Rugby Americas North (RAN) will shine a light on the work being done to grow women’s rugby in the region as it hosts its inaugural ‘Unstoppables’ campaign this month.
Launched on Monday, the online campaign will showcase the inspirational stories of a number of ‘Unstoppable’ women from North America and the Caribbean.
Building on the success of RAN’s first Women’s Online Forum, which took place in August, the ‘Unstoppables’ month will also feature a series of three Women in Rugby online panel discussions.
It is hoped that the initiative can “highlight [the] exciting growth of women’s rugby throughout North America and the Caribbean”. According to figures released by RAN, the number of registered female players in the region rose from 31,000 to 43,000 between 2012-19.
“World Rugby launched the second phase of the ‘Unstoppables’ campaign and we really saw that as an opportunity for RAN to dive a little bit deeper into our region to find our own ‘Unstoppables’,” RAN Regional Development Manager, Erin Kennedy told World Rugby.
“Following the success that we had with the Women's Forum in August, we saw it as a really great opportunity to keep that momentum going and keep that focus on the women's game.”
Topics for the panel discussions, which will begin on 17 November and run until 1 December, were decided on following feedback from the Women’s Online Forum in August.
A number of high-profile women in rugby from the region, including Emilie Bydwell, Julianne Zussman, Tiffany Faaee and Maria Thomas, will take part in those discussions.
Thomas is scheduled to take part in the second discussion on 24 November, which will concern opportunities in the game for women away from the pitch.
Throughout the month of November we will be sharing stories of UNSTOPPABLE Women throughout North America & the Caribbean that continue to grow Women's Rugby, from club to country! https://t.co/EuWQfQPbx0 @WorldRugby #RANRugby— RugbyAmericasNorth (@RugbyAmericasN) November 2, 2020
She will share her experience as a World Rugby Women’s Executive Leadership Scholarship recipient in order to encourage more women leaders from the Caribbean and North America to consider applying for the programme.
“I'm looking forward to this being an opportunity for women that we haven't seen yet,” Thomas told World Rugby.
“There are many women who are working extremely hard, they're very dedicated.

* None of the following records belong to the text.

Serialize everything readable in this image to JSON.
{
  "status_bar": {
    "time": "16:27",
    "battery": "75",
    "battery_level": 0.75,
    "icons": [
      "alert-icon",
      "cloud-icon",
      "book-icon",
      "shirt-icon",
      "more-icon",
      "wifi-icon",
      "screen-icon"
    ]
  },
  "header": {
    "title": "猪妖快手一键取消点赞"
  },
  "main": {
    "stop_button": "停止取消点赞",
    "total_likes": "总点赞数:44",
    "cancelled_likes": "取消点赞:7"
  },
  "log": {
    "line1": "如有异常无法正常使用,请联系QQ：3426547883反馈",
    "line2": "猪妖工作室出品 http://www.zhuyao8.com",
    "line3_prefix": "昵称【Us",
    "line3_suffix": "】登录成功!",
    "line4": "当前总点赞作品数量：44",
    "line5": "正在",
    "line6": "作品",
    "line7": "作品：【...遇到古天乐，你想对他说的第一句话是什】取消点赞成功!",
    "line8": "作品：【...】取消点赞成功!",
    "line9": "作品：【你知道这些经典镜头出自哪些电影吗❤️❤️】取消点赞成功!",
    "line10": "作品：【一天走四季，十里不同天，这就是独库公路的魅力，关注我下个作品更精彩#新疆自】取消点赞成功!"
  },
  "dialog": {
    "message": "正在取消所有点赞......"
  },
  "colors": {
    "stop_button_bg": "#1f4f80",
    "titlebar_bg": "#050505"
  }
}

Whether it's their personal athletic goals that they're achieving or goals in leadership, coaching, refereeing, there's so many stories that just go untold.
“Sometimes there's not time to do it. We don't have access to those people, and this is a platform that we can use to tell more stories and to highlight other people who are doing amazing things in the community.
“Right now, the World Rugby Women’s Executive Leadership Scholarship is up for application again. So, I'm hoping that a lot of women will see the difference that it's been making and put their names forward.
“Even if you're not one of the few who are selected, it still means that your name is forward and it's there because the purpose of this isn't to only support the education of a few people, it's to actually have a ripple effect and effect as many people as possible.”
Connecting the region
RAN’s ‘Unstoppables’ month comes as part of the second phase of World Rugby’s ‘Try and Stop Us’ campaign, and follows localised initiatives in Africa, Asia, South America and Oceania.
Kennedy believes that the online campaign underway in the Caribbean and North America can help bring women from across the region closer together.
“In our region, having some larger unions, a lot of the focus tends to be on those unions,” she said.
“This is an opportunity for us to really showcase what's going on in some of our smaller unions, as well as our bigger unions, and connect the two.
“I think that's really, really important because it helps show the things that are happening in one area of our region are happening in another.
“Maybe they look a little different, but this has really allowed us to bring it all together so that hopefully everyone, no matter where they're living in our region, is able to take something away from this and apply it into their communities.”